Property prices in Sydney appear to be at turning point with Melbourne, perhaps, following up close.
What happens next is the $7.4 trillion question – the combined value of Australia’s 9.9 million residential dwellings – with more than half of that value in Sydney and Melbourne.
Over the past five years, prices in Sydney have registered an average annualized rate of more than 11 per cent and by more than 9 per cent in Melbourne.
But the worm is turning. CoreLogic figures show that while Sydney prices are up more than 7 per cent over the past year, they are down over the past 3 months, albeit by less than 1 per cent.
Price growth in Melbourne is slowing. While prices in the southern capital are up by more than 10 per cent over the past 12 months the growth has slowed to under 2 per cent over the past quarter.

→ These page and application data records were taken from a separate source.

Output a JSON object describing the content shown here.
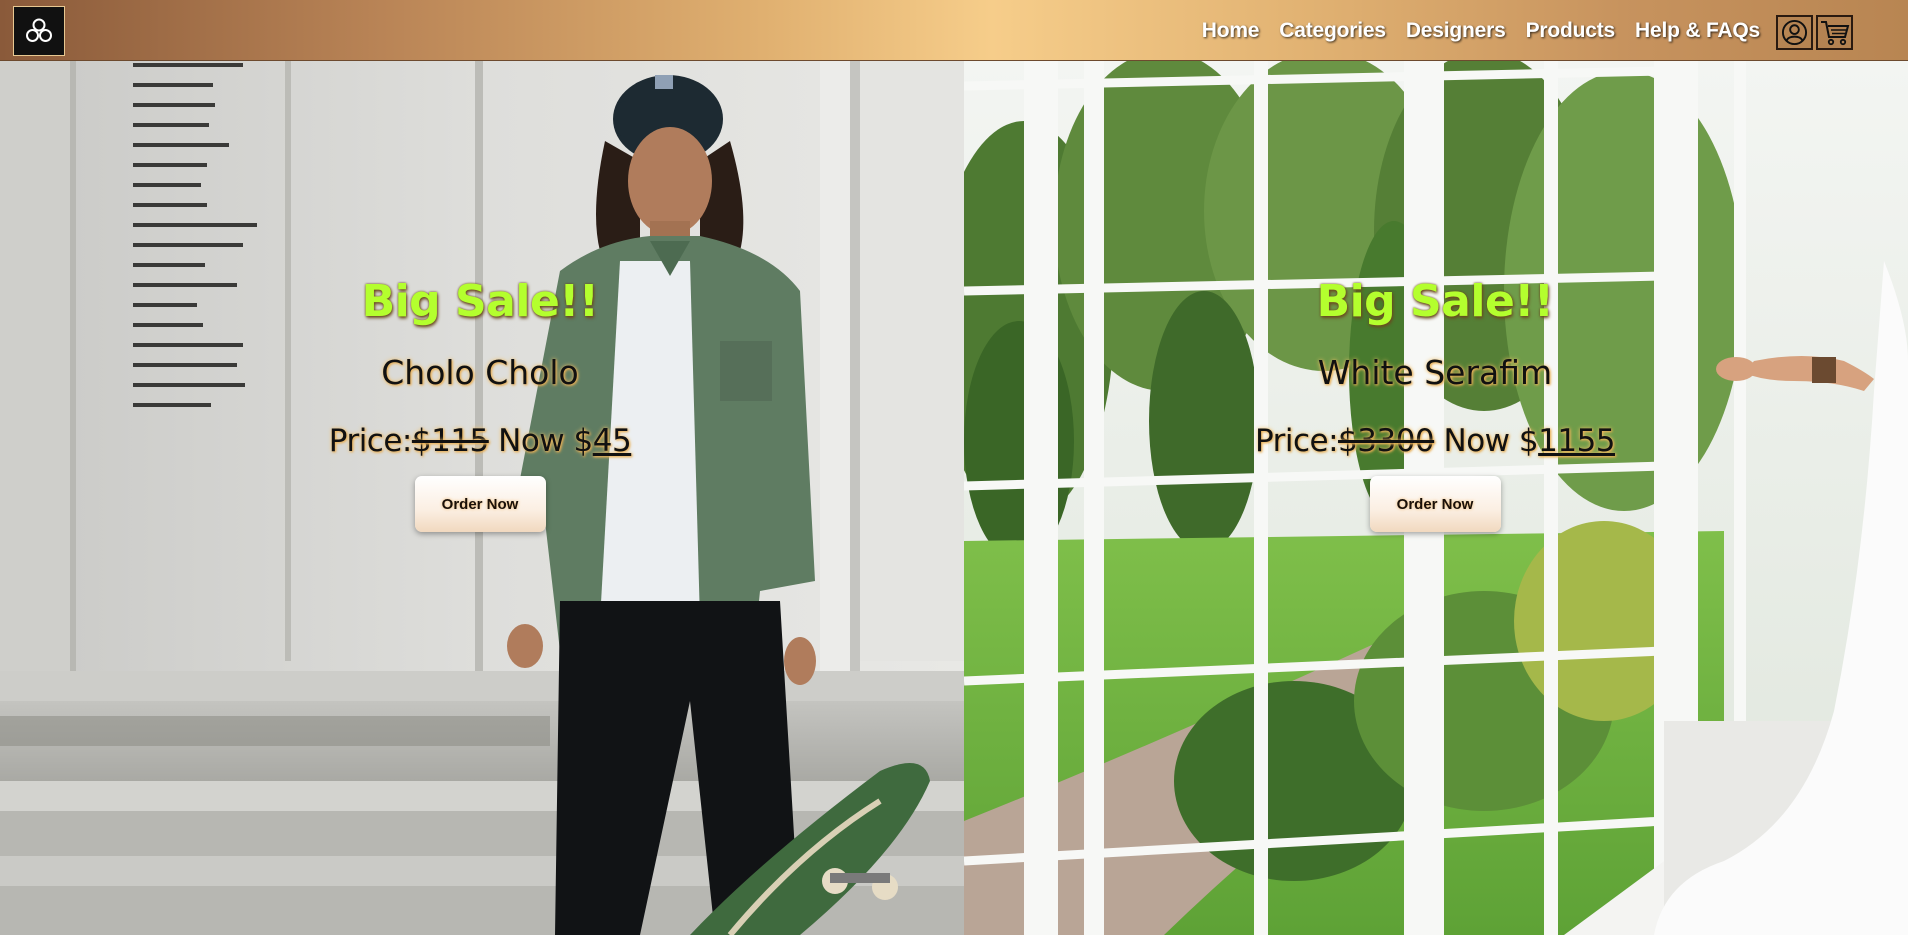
{
  "nav": {
    "links": [
      "Home",
      "Categories",
      "Designers",
      "Products",
      "Help & FAQs"
    ],
    "icons": [
      "brand-logo-icon",
      "account-icon",
      "cart-icon"
    ]
  },
  "promos": [
    {
      "headline": "Big Sale!!",
      "product": "Cholo Cholo",
      "price_prefix": "Price:",
      "old_price": "$115",
      "now_label": "Now",
      "currency": "$",
      "new_price": "45",
      "button": "Order Now"
    },
    {
      "headline": "Big Sale!!",
      "product": "White Serafim",
      "price_prefix": "Price:",
      "old_price": "$3300",
      "now_label": "Now",
      "currency": "$",
      "new_price": "1155",
      "button": "Order Now"
    }
  ],
  "colors": {
    "headline": "#b4ff2e",
    "nav_gradient_center": "#f6cd8a"
  }
}
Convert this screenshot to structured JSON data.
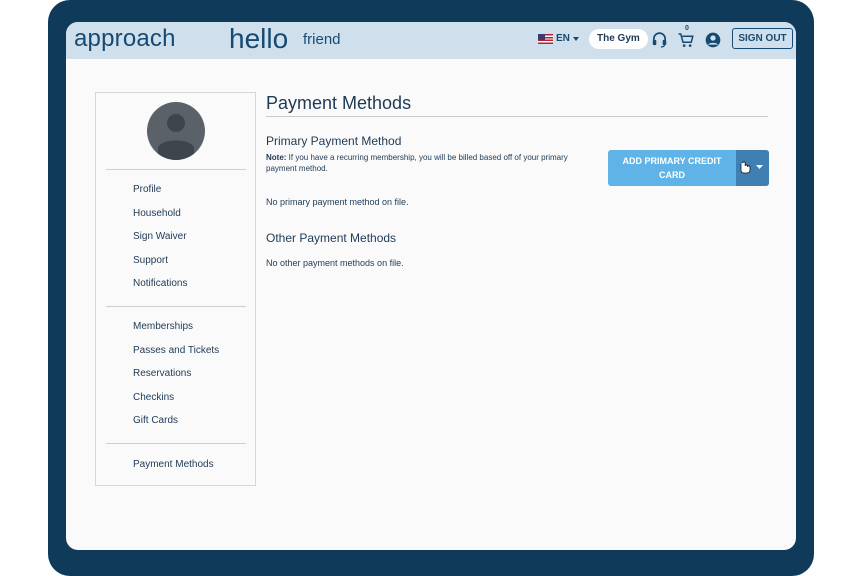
{
  "header": {
    "logo": "approach",
    "greeting": "hello",
    "user_name": "friend",
    "language": "EN",
    "gym_name": "The Gym",
    "cart_count": "0",
    "sign_out_label": "SIGN OUT"
  },
  "sidebar": {
    "group1": [
      "Profile",
      "Household",
      "Sign Waiver",
      "Support",
      "Notifications"
    ],
    "group2": [
      "Memberships",
      "Passes and Tickets",
      "Reservations",
      "Checkins",
      "Gift Cards"
    ],
    "group3": [
      "Payment Methods"
    ]
  },
  "main": {
    "title": "Payment Methods",
    "primary_heading": "Primary Payment Method",
    "note_label": "Note:",
    "note_text": " If you have a recurring membership, you will be billed based off of your primary payment method.",
    "primary_empty": "No primary payment method on file.",
    "other_heading": "Other Payment Methods",
    "other_empty": "No other payment methods on file.",
    "add_button_line1": "ADD PRIMARY CREDIT",
    "add_button_line2": "CARD"
  },
  "colors": {
    "frame": "#0f3a5a",
    "header_bg": "#cfe0ec",
    "button": "#5fb3e6",
    "button_dropdown": "#3f7fb2"
  }
}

The Australian Prudential and Regulation Authority’s actions aimed at slowing the banks’ lending to property investors are working with a marked slowdown in investor borrowing and improved access to finance for first home buyers.
After years of being a sellers’ market there are signs that Sydney, at least, may be about to become a buyers’ market.
Despite being well into the spring selling season, auction clearance rates are falling in Sydney and flat in Melbourne.
Auction clearance rates are a leading indicator of where property prices are heading.
Sellers are less optimistic about prices they will fetch in Sydney while the optimism of sellers is holding up in Melbourne, according to a survey of more than 3000 sellers by OpenAgent, a site that matches real estate agents with sellers, buyers and renters.
Marta Higuera, OpenAgent co-founder, says the survey confirms that Sydney’s property price confidence has been slowly eroding since the beginning of the year.
Long-time property market analyst Louis Christopher, the managing director of specialist property researcher SQM Research, has modelled a “base” case that would see Sydney prices grow by at least 4 per cent during 2018 and Melbourne prices to grow by at least 7 per cent.
The base case assumes no interest rate rises and no further action by the Australian Prudential Regulation Authority during 2018 to further slow the growth of property investor lending.
However, on Christopher’s estimates, if interest rates were to rise by 0.5 percentage point during the second half of next year, the minimum rise in Sydney prices would be 3 per cent instead of 4 per cent.
The minimum rise in prices in Melbourne would be 5 per cent instead of 7 per cent under the 0.5 percentage point rise scenario.
Shane Oliver, the chief economist at AMP Capital Investors, continues to expect a 5 to 10 per cent fall in Sydney and Melbourne, over the next two years – maybe less in Melbourne given its strong population growth.
However, a crash is unlikely, as the Australian property market is a lot more complicated than a doomsday scenario requires, he says.
First of all, only Sydney and Melbourne have seen sustained and rapid price gains in recent years, he says.
Prices have risen over the past year in the other major cities by less than 5 per cent, with falls in Perth and Darwin.